Source data:
++++++

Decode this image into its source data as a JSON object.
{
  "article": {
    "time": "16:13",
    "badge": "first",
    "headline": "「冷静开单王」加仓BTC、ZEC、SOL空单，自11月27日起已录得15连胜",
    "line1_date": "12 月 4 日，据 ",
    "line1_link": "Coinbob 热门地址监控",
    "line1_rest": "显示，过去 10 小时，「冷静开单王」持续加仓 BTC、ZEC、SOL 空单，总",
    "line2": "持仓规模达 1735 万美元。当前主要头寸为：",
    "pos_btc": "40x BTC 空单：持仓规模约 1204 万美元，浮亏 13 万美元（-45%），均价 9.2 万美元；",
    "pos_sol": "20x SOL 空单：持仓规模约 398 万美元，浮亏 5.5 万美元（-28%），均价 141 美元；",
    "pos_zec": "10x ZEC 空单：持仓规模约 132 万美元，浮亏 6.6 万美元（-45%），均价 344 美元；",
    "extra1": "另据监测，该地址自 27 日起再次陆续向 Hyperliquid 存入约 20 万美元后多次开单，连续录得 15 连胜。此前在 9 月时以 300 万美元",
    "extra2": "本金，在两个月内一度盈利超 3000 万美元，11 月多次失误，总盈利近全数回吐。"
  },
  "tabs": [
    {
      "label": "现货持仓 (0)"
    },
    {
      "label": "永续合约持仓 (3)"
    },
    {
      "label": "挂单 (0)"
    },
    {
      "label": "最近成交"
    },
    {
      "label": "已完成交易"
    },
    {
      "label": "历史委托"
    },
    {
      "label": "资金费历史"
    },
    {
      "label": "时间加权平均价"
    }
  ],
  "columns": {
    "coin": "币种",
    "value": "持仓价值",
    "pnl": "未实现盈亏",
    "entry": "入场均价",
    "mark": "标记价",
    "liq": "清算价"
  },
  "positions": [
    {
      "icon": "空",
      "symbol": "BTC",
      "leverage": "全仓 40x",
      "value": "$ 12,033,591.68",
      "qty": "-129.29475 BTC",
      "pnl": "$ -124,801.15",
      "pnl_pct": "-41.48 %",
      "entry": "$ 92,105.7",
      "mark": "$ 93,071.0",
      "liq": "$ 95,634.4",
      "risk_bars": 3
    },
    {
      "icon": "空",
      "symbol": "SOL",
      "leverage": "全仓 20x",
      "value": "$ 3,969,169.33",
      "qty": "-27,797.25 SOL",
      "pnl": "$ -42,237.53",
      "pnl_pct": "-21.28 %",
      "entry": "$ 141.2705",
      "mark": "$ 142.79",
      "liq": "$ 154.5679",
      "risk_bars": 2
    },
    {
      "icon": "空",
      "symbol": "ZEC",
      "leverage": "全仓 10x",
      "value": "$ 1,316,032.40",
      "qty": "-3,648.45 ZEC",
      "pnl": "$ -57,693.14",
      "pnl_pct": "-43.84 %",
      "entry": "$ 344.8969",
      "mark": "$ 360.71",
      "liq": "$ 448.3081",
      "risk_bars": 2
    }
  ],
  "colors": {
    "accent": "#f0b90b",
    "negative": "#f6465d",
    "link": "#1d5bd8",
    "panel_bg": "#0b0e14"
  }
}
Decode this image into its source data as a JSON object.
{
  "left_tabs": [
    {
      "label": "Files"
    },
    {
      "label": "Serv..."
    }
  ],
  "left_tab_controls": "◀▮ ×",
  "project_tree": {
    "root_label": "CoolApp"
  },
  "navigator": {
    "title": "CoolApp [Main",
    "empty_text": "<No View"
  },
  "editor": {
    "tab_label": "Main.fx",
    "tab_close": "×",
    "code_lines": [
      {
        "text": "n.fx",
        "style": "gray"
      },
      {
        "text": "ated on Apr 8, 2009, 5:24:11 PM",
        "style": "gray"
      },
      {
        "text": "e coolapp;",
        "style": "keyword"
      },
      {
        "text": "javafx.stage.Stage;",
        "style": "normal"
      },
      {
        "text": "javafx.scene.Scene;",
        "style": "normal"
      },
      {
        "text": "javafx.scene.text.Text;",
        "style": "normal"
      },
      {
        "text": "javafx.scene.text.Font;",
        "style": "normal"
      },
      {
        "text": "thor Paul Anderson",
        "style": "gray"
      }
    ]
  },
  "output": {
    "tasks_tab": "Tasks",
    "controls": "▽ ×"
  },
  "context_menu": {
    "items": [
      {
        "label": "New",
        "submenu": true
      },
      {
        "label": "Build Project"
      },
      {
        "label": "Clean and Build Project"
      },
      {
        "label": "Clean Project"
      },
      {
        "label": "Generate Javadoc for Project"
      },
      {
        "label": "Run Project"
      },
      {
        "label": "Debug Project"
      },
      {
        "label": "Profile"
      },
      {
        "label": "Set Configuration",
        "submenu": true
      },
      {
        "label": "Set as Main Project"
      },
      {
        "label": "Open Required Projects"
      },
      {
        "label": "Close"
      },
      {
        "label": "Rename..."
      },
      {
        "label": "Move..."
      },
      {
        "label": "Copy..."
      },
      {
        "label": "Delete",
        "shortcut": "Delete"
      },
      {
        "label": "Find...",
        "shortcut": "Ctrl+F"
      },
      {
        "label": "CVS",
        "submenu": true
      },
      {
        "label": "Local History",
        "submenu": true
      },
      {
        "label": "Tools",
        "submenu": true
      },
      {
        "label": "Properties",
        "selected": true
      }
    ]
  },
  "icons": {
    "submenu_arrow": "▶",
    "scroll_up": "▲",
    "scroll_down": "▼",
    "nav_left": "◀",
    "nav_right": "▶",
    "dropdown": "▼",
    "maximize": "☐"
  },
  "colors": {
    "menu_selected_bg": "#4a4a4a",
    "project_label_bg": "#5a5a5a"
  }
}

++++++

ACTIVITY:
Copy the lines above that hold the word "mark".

SOLUTION FOR THIS TASK:
    "mark": "标记价",
      "mark": "$ 93,071.0",
      "mark": "$ 142.79",
      "mark": "$ 360.71",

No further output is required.